CLARKSBURG, W.Va. — For over 125 years, the Salvation Army’s Red Kettle Campaign has provided food, shelter and social services to Americans in need this year, and this year’s campaign is well underway in central West Virginia.
“It’s wide open for us. It’s pretty much 24/7, but it’s all good,” said Cpt. John Sikes of the Salvation Army of Clarksburg. “It’s our time of the year when we’re out in the community and people see us. We’re just glad to be able to do what we do with our volunteers and the help that we have to get out into the community because this will affect what we’re able to do in 2018.”
Sikes estimates the Red Kettle Campaign to provide 80 to 85 percent of the Salvation Army’s annual budget.
“We actually figure out budget for the next year off of our last year kettle, so if we don’t meet that goal this year, we have to go back after the first of the year and refigure our budget,” he said. “That is what supports our assistance to people as far as either rent or mortage, utility assistance or purchasing food to put in our pantry.”
Though based out of Clarksburg, the local Salvation Army supports a five county coverage area, including Harrison, Upshur, Lewis, Doddridge, Braxton and Gilmer counties.
“We actually have a unit that is in Buckhannon that operates every day,” Sikes said. “We actually go all the way to Gassaway for our Angel Tree gifts. We have an Angel Tree program there and a volunteer that coordinates that, and also in Weston we have volunteers that coordinate an Angel Tree program, so we’re pretty wide spread.”

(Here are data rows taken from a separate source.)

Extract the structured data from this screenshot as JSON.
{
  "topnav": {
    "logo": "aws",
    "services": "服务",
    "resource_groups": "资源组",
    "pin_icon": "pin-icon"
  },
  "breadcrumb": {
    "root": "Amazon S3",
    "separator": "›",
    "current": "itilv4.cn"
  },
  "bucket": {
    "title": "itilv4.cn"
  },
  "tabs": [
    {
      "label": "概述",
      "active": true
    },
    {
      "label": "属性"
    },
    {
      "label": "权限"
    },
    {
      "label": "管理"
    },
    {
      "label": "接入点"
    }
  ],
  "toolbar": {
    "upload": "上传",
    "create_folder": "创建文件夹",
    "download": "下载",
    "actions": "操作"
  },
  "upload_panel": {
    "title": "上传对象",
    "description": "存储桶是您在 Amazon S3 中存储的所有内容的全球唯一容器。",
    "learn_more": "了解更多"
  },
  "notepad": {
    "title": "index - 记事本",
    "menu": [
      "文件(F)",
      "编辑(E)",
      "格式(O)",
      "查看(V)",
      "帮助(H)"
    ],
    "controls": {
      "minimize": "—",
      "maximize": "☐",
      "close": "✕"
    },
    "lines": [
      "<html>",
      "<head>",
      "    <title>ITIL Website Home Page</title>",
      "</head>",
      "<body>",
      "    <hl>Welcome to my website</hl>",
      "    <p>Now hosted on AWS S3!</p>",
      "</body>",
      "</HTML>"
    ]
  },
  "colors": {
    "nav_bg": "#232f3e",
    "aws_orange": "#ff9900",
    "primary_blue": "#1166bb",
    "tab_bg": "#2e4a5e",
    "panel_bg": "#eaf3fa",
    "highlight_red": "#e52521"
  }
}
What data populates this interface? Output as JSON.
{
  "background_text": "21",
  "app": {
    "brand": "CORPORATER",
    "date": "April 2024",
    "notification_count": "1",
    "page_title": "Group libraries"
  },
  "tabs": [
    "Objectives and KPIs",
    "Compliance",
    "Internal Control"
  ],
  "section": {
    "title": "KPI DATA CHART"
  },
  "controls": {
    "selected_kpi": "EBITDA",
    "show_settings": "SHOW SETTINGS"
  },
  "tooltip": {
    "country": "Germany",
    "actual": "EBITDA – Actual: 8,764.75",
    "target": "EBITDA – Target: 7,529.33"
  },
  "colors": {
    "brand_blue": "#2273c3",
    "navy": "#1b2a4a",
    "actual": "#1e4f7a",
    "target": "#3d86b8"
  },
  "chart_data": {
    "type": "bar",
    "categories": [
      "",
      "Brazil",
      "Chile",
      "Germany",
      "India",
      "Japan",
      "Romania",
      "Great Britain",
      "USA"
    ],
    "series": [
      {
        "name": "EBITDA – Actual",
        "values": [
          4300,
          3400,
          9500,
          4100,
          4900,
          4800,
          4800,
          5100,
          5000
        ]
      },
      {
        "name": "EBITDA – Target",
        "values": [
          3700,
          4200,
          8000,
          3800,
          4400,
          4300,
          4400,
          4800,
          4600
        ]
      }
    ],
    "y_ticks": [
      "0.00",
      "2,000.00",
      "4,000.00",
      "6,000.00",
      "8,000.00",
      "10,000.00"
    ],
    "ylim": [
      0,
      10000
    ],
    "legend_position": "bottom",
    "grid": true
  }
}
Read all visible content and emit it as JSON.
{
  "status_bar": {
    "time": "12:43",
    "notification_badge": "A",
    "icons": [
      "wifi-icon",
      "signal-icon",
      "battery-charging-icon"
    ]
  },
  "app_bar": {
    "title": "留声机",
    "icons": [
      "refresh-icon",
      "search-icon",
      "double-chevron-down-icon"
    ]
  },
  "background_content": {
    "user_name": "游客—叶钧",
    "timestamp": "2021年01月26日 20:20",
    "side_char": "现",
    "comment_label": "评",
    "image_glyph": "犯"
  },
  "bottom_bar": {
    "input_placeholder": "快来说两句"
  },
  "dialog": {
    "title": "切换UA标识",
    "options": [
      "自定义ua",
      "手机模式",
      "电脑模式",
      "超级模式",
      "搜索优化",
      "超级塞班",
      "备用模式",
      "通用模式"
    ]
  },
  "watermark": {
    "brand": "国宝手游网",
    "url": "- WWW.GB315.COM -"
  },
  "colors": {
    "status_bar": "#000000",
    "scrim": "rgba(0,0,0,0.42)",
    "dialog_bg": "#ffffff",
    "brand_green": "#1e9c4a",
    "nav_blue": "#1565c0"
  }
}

Started in 1979, the Angel Tree provides Christmas presents for nearly 1 million children nationwide, ranging from clothing to toys and for infants to age 18.
“My wife usually heads that up, and she’s been blessed with some great help this year,” Sikes said. “We’re looking at a little over 800 kids this year, and they’re already busy at work like little elves. It’s all coming together, and we’re so thankful for those folks who have stepped up.”
As a non-profit organization, the Salvation Army relies solely on donations and volunteers to provide all that they do for the community.
“If it was not for our volunteers and for our donors who support the Salvation Army, we would have to shut our doors,” Sikes said. “It’s all based on those who step up and help us out. We just are so thankful.”
Sikes said various church groups and community organizations often turn out to help man the kettles during the Christmas season.
“They’ll do it in pairs for a couple hours, and then the next group will come to relieve them,” he said. “It’s so much fun when you have someone else standing there with you, you get to have a conversation and talk to the people as they come back. I truly believe if you ever do it, you’ll do it again.”
Anyone, regardless of age or ability, is able to volunteer their time. Sikes said even those who cannot stand to man the kettles are a great help inside the office.
“As you can imagine, this time of the year, our phones ring off the hook, so people can come and man phones or help us out in the office now through the end of the season,” he said. “Once the Angel Tree gifts start coming in, they can help us get those out.”
While this is the busiest time of year for the Salvation Army, volunteers are a year-round need.
“When Christmas Day hits, we get a week off that we can have some down time. That’s good for us, but when January comes, we’re right back at it,” Sikes said. “I know we’re seen mostly during this time of the year, but there’s something going on here throughout the year and we can always use volunteers.”